So as the last speakers wrapped up the day, and our internet-atrophied attention spans began to wane, we convened back outside on the dank, rainy streets, and made our way to the GQ-hosted afterparty. We darted across the slick streets, Spencer leading the way in his ridiculous suit. When Orson Swindle jumps out into traffic in his white and lime-green getup, you don't ask questions. You just jump after him. When I heard GQ was involved, I'd imagined something swanky, but much to my delight, the directions led us to a packed-out Irish dive, with a small corridor of standing room that forced friendliness and elicited all sorts of handshakes, toasts, and business cards. The party featured a generous list of complimentary beer and liquor, sparkly platinum-wigged starlets handing out poor decisions (tequila shots) on silver platters, and other details, I'm certain, that quickly become fuzzy.
Next thing I knew, I was in Chinatown with a bubbly LSU grad named Susan, who works for Major League Soccer and had roped Ghost and me into attending a Major League hipster-fest of a dance party. Susan and her friends danced with us in a charitable manner (we're awkward) and encouraged us to draw from their long island teas, which we doubtlessly could not afford for ourselves. So there we were, viewing digital turntables spinning on a dreaded-out and suspender-ed DJ's Macbook, fighting off sleep and bleary-eyed intoxication, reaching quarter-hourly epiphanies that, though in our early 20's we are already Too. Old. For. This. Shit.
A confused hour or so later, we were back down by the Hudson River, having been directed home by our female wards (Susan stayed behind. She may still be at that bar...). I was ravenously hungry, Ghost was too tired to eat. I drug him along Broadway and up to a pizza joint with a name that was distinctly un-Italian, but the pie was huge and unreal. On the way home, we passed a trio of leggy, waifish girls, and as we turned to sneak one last glance at the blonde one with the milky complexion, the second one tackled the third, and a histrionic, screaming, weave-pulling catfight erupted. A large Latino man tried to intervene, doubtlessly in an attempt to parlay the conflict into a pornographic movie, the reels of which were already spinning in his mental cinema. No such luck. One of the girls chucked her phone at the other. We left.
Sleep came quickly, as it often does at 4:30 AM. One last Sunday morning tube ride (not many churchgoers) yielded a funny encounter with a chunky man of questionable ethnicity, who at the changing of trains, squealed "IT'S THE #3 EXPRESS, N*GGAAAAAAA!!!!" People in New York are interesting.

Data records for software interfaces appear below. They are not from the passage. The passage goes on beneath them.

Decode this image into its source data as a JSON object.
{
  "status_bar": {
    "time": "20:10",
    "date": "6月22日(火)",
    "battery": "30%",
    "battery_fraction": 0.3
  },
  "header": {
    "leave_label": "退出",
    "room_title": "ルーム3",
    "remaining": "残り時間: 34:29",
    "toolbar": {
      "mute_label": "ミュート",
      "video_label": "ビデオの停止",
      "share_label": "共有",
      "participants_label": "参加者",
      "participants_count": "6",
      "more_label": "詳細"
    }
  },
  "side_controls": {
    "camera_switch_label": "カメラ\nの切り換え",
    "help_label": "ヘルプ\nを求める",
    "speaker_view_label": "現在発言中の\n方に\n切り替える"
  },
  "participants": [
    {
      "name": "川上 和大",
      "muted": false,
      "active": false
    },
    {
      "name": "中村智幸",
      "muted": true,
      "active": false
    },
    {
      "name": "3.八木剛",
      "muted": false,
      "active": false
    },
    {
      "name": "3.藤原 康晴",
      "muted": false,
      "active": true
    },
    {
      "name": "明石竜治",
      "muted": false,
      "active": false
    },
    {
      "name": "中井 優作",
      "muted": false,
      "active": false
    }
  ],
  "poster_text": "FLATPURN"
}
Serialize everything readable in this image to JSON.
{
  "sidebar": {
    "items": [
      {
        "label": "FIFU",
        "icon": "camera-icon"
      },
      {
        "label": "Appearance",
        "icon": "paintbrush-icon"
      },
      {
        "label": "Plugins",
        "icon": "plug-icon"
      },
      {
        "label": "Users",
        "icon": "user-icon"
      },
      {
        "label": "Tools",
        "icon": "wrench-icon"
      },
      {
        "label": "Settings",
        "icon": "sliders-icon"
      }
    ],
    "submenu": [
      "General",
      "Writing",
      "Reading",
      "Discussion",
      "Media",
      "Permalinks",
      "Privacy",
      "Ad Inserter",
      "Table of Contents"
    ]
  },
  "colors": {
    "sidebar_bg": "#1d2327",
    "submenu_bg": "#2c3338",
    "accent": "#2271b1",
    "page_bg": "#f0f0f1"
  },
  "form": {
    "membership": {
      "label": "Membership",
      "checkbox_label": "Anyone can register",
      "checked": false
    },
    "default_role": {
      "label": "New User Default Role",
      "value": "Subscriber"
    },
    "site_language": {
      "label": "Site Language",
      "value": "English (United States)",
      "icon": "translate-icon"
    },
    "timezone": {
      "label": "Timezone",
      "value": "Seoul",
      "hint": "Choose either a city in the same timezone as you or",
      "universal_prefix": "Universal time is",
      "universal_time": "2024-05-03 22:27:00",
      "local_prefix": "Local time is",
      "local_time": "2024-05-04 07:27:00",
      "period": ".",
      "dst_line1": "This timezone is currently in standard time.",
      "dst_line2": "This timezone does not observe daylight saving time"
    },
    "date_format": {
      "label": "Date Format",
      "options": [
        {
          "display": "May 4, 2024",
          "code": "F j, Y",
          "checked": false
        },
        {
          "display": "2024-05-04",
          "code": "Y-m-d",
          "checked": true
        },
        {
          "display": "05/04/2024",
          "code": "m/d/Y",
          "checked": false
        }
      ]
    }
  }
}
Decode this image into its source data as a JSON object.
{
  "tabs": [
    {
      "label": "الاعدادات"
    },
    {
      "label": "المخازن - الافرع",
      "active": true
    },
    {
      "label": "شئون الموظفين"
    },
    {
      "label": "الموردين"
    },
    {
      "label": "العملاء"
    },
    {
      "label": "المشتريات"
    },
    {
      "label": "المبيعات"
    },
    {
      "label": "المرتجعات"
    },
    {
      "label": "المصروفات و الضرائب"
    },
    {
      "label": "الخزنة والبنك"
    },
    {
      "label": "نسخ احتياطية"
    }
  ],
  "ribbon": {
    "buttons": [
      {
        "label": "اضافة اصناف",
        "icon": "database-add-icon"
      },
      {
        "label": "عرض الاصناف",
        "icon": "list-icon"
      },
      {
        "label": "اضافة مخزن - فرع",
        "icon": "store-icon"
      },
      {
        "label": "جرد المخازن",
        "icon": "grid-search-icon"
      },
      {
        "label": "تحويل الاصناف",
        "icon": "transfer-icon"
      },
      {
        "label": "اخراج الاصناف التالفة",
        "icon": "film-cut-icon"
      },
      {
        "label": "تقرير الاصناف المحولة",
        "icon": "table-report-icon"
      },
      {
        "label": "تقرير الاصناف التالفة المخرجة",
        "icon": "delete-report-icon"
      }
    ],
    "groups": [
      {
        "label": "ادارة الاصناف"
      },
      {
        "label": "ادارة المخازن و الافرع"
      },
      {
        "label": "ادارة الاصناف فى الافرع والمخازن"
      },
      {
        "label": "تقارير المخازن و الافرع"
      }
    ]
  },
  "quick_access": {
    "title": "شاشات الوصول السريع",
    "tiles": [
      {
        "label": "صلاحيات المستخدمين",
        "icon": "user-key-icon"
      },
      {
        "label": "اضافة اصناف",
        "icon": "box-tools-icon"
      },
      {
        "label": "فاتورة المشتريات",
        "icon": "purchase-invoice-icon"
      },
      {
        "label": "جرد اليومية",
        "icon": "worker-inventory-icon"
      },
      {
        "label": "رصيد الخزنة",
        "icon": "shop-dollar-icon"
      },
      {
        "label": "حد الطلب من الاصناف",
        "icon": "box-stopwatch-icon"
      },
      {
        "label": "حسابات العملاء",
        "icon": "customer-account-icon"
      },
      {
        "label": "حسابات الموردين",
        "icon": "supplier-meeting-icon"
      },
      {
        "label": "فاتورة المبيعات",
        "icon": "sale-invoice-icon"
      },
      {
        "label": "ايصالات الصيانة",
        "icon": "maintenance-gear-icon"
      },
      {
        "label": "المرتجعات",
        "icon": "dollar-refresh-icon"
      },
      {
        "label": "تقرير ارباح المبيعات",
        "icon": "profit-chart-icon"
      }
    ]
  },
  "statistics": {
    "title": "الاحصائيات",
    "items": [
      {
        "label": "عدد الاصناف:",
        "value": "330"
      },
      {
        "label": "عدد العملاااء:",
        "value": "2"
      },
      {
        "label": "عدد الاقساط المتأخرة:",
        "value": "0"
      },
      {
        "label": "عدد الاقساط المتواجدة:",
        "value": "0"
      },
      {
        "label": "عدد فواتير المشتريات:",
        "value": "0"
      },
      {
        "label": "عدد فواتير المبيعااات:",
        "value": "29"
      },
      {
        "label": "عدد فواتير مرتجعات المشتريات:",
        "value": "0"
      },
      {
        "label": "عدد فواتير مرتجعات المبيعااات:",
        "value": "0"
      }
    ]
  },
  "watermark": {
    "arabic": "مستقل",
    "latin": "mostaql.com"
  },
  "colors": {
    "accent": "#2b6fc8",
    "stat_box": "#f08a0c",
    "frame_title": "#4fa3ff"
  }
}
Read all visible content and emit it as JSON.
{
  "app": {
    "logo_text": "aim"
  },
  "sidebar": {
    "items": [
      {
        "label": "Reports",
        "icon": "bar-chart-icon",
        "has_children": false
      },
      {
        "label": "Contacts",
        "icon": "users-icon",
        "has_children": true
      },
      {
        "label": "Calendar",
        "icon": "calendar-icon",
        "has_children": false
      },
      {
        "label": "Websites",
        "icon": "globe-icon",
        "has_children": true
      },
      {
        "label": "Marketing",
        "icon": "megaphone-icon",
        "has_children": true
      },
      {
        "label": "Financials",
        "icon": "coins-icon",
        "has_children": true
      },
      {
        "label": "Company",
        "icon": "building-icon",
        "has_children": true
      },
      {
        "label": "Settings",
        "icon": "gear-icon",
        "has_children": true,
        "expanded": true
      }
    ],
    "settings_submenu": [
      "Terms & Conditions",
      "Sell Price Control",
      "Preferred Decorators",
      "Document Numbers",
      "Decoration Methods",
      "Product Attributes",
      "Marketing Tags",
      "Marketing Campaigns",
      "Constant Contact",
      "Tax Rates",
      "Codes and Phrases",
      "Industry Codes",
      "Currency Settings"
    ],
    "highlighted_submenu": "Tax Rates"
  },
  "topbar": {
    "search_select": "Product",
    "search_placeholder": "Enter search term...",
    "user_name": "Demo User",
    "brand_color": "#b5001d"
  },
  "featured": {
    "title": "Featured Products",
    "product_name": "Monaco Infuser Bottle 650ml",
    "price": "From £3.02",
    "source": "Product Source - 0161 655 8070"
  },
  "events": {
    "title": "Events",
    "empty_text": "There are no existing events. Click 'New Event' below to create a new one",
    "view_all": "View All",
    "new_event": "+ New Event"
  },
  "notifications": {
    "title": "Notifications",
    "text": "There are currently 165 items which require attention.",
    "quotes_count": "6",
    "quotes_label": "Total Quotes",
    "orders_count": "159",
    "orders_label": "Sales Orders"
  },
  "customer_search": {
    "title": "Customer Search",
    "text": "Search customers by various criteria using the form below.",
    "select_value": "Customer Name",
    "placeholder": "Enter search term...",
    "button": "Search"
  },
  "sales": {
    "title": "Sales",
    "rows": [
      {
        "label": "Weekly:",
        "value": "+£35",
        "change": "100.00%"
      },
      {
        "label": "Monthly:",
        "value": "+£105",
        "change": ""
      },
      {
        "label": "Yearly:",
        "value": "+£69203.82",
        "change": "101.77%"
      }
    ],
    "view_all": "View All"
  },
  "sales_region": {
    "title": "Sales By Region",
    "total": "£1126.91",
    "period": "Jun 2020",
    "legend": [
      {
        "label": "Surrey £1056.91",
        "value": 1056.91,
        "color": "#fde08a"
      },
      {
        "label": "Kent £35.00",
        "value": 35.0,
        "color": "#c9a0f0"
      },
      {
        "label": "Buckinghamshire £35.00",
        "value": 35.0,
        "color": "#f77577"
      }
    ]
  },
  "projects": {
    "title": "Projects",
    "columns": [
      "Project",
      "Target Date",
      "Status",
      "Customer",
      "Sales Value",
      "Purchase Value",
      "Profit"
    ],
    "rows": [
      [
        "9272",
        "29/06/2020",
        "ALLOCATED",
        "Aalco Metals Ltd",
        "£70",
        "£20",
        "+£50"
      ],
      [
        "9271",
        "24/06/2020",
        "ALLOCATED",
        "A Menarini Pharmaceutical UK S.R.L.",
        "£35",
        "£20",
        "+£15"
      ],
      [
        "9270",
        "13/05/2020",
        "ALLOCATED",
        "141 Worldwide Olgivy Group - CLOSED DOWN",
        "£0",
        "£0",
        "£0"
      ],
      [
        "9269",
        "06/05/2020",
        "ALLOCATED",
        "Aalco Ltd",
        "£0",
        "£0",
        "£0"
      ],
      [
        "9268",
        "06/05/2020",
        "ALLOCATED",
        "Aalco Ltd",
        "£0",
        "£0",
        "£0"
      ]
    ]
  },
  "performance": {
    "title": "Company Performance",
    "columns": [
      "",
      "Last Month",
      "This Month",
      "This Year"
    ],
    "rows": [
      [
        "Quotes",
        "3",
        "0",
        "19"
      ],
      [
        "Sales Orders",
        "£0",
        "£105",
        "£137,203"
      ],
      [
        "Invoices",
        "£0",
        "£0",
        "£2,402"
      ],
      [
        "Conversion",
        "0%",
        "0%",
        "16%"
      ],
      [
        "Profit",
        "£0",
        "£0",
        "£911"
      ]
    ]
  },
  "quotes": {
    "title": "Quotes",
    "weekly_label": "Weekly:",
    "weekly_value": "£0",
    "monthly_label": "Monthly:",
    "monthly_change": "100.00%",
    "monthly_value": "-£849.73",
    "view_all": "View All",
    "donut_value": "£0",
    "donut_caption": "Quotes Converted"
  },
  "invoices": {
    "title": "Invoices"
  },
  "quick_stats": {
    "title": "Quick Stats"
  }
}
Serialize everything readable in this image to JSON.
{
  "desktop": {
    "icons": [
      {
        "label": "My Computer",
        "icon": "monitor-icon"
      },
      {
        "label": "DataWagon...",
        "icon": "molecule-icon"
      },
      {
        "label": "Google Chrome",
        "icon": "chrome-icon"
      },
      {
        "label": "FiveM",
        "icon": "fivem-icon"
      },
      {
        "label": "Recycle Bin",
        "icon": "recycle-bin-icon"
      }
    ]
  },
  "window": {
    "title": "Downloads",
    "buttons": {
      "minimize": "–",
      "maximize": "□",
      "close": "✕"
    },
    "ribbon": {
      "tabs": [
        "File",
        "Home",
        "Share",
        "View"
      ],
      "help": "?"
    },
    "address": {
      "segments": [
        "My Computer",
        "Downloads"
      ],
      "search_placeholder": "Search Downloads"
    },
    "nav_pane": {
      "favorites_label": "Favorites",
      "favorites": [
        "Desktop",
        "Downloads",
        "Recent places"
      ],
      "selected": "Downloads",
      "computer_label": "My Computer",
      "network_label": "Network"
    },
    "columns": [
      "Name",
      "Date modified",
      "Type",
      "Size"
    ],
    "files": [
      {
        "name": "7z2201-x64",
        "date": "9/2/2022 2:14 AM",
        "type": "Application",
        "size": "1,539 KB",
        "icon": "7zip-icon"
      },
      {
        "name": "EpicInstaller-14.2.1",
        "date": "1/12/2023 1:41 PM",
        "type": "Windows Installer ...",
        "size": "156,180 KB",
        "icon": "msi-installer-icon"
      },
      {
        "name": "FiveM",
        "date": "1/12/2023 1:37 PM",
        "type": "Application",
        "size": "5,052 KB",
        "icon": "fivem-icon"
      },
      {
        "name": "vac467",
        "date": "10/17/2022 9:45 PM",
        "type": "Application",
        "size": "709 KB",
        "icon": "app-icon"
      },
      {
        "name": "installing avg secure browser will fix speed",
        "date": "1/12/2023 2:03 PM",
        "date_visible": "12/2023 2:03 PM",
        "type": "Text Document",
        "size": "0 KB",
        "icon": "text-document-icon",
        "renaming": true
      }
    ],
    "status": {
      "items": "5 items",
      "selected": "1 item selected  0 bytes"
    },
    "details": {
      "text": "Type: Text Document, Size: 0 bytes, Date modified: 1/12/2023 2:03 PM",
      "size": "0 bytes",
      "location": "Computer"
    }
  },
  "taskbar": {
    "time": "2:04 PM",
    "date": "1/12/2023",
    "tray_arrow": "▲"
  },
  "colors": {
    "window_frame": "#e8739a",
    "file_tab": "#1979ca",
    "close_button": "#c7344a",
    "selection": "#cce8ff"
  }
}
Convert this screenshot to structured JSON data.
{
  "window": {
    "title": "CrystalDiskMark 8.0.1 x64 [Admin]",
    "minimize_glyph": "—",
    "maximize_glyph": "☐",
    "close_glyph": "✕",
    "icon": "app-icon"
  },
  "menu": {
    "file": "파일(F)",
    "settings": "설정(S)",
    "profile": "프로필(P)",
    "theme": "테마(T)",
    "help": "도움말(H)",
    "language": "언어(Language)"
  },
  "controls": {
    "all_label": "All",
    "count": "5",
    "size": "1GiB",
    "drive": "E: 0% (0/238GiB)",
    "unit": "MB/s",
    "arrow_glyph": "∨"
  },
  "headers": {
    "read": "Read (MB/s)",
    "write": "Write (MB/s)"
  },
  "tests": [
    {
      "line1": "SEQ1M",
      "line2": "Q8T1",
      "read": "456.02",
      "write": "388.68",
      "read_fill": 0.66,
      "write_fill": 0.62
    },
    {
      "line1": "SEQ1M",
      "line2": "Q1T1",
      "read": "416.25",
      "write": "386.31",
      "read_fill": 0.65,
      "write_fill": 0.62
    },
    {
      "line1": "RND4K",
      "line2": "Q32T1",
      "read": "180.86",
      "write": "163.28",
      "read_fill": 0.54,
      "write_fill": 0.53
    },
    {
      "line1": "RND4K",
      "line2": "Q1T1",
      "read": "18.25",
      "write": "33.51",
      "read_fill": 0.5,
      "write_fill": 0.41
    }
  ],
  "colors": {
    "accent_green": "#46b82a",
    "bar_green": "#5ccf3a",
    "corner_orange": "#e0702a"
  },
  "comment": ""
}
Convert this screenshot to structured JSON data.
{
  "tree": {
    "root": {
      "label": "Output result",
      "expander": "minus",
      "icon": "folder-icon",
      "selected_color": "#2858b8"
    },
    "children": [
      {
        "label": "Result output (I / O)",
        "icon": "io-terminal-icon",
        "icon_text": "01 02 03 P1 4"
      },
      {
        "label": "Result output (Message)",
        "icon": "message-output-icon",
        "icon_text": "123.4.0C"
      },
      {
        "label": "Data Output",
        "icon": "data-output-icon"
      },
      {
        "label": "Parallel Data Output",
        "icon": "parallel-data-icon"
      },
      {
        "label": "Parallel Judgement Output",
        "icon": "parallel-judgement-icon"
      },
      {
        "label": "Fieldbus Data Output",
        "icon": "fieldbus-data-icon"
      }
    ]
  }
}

So ends our tale, devoid sofar of any real insight, as I'd originally intended. A dryer, more academic Part 2 will hopefully take place later this afternoon. Until then, take care.